A CORBA wrapper for KParts and DCOP is also possible, and would enable interaction with other environments such as GNOME.

aRts. It has been decided that an optimized subset of aRts, the realtime synthesizer, will be included as the multimedia framework for KDE 2. There has also been a show of interest in aRts from the GNOME camp -- Stefan Westerfeld appears quite committed to meet everyone's concerns.

aRts is now also interoperable with the highly-praised sequencing software Brahms (formerly kooBase). It is now possible to use KDE for professional music to some degree, with future improvements in store. In the long run, the Brahms/aRts combination should become something similar to the CuBase/VST combo. These are exciting times indeed.

Sycoca is the new system configuration cache designed by Waldo Bastian and currently maintained by David Faure. Sycoca is a fast binary cache of mostly static data, generally stored in ASCII config files, such as mimetypes and services. Significantly improved application startup time has already been reported.

Kicker development has picked up pace as well -- it now takes advantage of DCOP and will soon be ready to replace kpanel. Daniel "Mosfet" Duley hacked a very nifty feature that allows any client DCOP application to easily allocate a temporary submenu (and menu items) to kicker. There's no need to restart kicker for the changes to take effect either. Mosfet also made available a screenshot demonstrating docking. Graham TerMarsch implemented a couple of applets and included a small screenshot.

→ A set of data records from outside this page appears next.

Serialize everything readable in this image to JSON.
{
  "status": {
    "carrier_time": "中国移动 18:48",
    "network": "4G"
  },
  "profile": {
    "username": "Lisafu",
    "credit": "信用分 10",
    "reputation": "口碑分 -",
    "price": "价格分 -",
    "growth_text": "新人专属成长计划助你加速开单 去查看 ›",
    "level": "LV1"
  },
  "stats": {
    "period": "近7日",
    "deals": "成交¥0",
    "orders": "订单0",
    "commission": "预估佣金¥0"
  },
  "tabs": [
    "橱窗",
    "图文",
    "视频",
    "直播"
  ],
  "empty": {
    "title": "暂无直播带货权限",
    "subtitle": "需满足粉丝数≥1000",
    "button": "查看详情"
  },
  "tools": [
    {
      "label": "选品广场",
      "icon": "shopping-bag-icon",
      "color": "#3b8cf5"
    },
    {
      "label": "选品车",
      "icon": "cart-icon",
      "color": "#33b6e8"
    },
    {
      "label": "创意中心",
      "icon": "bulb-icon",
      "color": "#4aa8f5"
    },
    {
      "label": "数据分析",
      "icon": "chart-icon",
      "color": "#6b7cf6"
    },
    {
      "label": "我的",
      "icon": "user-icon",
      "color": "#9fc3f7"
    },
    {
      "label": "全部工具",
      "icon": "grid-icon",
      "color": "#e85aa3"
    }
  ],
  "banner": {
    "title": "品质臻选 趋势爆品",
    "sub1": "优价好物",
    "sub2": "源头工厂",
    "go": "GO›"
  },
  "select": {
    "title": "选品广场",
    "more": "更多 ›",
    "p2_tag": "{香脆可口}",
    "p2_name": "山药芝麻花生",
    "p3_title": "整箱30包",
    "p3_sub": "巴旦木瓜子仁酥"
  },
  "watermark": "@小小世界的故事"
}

A new toolkit for KDE? Chun Fong wrote in with details on his attempt to port the Fresco toolkit to KDE. Fresco appears to be a nice C++ GUI with thread support and is available under an X11-type license. A new toolkit that supports KDE could possibly be quite beneficial, an existing example is Ktk. Please contact Chun if you are interested in helping with such an effort.

Java. And last, but certainly not least, Lars Knoll's new DOM-based HTML library now includes Richard Moore's integrated support for Java applets -- konqueror will be java-capable! Other KDE applications can also easily embed java applets.

An archive for these reports is available. Une version francaise pourrait eventuellement etre disponible ici.